Not All Heroes Wear Capes
Dental hygienist’s early detection saves young student from serious health condition.
Sherry Laliberte, RDH, conducts dental screenings at numerous Maine elementary schools, providing dental care to children, many of whom have never seen a dental provider before. Recently, she noticed a 9-year-old girl’s gingiva was abnormal. Laliberte looked into the patient’s medical history and found the presence of genetic kidney disease. She referred the child and it turns out she had stage 2 kidney failure. An unsung hero, Laliberte changed the life of that child forever.
Sherry Laliberte, a dedicated dental hygienist working at MCD Public Health, plays a pivotal role in conducting dental screenings across various elementary schools in Maine. Collaborating closely with the Maine CDC’s school oral program, Laliberte focuses on identifying potential oral health issues among students.
During one of her routine screenings, Laliberte’s keen eye caught something concerning – the gingiva of a 9-year-old girl appeared abnormal. Intrigued by her findings, she decided to delve deeper into the matter. As the program manager of the Maine CDC School Oral Health Program, Laliberte recognized the importance of thorough investigation.
Upon reviewing the parents’ medical history, it was revealed that the girl’s mother had a genetic condition leading to stage 4 kidney failure. This revelation prompted further testing, and the results were disheartening: the young girl was diagnosed with stage 2 kidney failure.
However, Laliberte’s early detection proved to be a saving grace. Thanks to her timely intervention, the student received necessary medical attention, and her condition was managed effectively.

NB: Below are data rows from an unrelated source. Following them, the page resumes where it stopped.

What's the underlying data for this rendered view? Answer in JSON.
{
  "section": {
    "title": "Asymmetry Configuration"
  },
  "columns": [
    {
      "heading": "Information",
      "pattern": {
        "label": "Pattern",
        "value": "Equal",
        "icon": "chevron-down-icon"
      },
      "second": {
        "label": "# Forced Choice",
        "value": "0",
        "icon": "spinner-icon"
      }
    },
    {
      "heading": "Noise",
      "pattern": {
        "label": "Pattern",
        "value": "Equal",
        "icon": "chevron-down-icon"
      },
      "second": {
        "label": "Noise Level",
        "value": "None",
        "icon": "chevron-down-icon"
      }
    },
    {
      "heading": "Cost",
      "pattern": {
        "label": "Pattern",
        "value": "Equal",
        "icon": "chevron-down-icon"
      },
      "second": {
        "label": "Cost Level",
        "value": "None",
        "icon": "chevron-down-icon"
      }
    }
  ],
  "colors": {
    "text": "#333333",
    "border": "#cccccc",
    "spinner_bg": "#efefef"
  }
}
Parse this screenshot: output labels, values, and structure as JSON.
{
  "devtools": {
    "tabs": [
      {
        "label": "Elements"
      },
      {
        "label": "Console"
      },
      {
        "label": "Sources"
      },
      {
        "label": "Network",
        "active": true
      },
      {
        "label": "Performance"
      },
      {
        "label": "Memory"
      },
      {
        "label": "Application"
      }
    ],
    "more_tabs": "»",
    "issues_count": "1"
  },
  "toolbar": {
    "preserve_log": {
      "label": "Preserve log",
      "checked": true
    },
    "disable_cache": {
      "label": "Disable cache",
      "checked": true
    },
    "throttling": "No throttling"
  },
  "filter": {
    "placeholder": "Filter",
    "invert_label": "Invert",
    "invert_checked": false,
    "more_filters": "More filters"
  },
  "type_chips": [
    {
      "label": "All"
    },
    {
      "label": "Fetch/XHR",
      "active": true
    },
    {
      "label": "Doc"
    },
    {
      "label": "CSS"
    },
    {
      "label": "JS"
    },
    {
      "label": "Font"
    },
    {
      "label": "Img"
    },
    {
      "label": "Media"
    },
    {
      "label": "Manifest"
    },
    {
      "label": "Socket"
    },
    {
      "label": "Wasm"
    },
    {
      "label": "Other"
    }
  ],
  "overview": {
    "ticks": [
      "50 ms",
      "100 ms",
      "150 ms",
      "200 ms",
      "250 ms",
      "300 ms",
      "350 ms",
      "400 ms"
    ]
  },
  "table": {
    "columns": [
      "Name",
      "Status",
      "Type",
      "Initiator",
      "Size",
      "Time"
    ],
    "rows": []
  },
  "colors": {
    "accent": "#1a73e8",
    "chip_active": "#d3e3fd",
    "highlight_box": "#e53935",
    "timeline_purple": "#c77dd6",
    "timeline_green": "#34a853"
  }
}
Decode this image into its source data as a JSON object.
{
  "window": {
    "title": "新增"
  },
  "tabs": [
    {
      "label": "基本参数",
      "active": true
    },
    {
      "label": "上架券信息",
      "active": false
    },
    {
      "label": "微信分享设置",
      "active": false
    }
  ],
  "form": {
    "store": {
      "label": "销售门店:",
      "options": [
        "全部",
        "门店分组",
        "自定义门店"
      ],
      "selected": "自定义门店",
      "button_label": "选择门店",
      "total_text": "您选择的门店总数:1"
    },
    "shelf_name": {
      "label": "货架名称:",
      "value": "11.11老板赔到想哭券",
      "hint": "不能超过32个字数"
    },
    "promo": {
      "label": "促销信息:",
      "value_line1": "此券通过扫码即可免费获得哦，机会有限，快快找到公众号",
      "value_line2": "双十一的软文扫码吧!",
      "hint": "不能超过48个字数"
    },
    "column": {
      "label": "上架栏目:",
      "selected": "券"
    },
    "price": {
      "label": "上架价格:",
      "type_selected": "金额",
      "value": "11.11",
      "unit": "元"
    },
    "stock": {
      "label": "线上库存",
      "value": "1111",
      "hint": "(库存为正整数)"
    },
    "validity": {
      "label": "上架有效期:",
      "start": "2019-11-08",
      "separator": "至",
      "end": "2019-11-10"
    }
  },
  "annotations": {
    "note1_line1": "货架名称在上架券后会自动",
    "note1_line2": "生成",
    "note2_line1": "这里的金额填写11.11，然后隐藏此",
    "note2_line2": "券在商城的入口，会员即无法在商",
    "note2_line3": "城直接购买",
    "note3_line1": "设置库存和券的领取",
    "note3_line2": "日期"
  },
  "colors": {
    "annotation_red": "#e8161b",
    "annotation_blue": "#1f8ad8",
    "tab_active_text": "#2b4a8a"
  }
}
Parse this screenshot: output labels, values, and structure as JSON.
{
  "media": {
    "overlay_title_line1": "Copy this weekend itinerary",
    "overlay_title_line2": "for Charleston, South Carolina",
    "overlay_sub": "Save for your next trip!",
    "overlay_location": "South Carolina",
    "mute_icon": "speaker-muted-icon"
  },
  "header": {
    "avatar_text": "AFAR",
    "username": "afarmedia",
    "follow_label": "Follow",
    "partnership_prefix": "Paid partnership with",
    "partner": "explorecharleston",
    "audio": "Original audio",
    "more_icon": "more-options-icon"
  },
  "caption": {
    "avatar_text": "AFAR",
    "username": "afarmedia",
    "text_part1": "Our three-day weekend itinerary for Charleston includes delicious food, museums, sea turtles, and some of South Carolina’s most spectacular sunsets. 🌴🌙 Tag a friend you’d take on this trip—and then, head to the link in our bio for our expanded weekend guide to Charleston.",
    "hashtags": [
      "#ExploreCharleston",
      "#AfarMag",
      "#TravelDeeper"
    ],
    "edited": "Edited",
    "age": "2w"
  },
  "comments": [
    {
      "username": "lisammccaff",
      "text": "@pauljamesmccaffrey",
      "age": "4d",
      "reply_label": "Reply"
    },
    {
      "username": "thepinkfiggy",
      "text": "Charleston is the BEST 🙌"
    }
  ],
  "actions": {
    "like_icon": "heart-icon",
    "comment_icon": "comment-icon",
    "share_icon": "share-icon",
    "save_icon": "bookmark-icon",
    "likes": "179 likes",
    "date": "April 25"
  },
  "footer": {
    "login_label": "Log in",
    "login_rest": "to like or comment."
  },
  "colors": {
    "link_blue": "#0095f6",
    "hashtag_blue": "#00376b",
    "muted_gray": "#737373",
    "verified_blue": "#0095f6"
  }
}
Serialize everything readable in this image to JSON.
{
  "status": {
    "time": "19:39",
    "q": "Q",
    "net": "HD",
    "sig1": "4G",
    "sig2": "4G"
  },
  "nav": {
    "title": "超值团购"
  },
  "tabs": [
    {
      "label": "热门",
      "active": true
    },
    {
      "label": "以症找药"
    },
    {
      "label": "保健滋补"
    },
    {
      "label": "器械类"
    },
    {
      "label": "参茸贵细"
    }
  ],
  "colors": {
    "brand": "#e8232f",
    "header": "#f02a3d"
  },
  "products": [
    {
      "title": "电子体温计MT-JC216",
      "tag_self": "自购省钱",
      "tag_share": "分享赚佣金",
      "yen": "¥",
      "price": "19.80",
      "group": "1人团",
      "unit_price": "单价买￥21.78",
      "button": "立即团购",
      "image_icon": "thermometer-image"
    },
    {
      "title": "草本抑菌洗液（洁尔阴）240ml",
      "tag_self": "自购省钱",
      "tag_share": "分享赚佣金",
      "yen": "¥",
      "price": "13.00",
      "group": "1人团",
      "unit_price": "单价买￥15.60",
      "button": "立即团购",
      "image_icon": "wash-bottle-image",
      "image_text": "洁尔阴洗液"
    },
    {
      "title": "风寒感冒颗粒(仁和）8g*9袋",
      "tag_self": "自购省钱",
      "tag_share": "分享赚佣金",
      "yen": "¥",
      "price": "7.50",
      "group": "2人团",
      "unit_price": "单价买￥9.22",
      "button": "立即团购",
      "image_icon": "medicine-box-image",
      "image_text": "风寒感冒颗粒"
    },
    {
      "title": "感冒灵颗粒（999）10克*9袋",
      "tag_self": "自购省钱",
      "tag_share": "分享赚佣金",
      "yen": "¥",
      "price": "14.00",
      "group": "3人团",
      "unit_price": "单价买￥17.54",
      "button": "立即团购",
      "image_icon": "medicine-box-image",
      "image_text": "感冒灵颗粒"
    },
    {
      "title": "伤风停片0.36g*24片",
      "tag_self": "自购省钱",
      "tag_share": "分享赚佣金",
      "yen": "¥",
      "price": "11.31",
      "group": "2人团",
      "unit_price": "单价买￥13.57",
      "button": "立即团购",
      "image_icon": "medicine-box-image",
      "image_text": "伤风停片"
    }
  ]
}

Laliberte’s work is a part of the school oral health program, which has been instrumental in providing dental screenings to approximately 200 elementary schools across the state of Maine. The program aims to improve access to dental care for families with budget constraints.
Dental care can be expensive, and some families struggle to afford it. Once children age out of the school oral health program, they may find themselves without coverage. Parents play an important role in instilling the importance of a good oral hygiene routine.
Indeed, the impact of poor dental hygiene on overall health can be significant, leading to various health conditions. By continuing to prioritize oral health screenings and early detection, professionals like Laliberte contribute significantly to the well-being of students and their families.1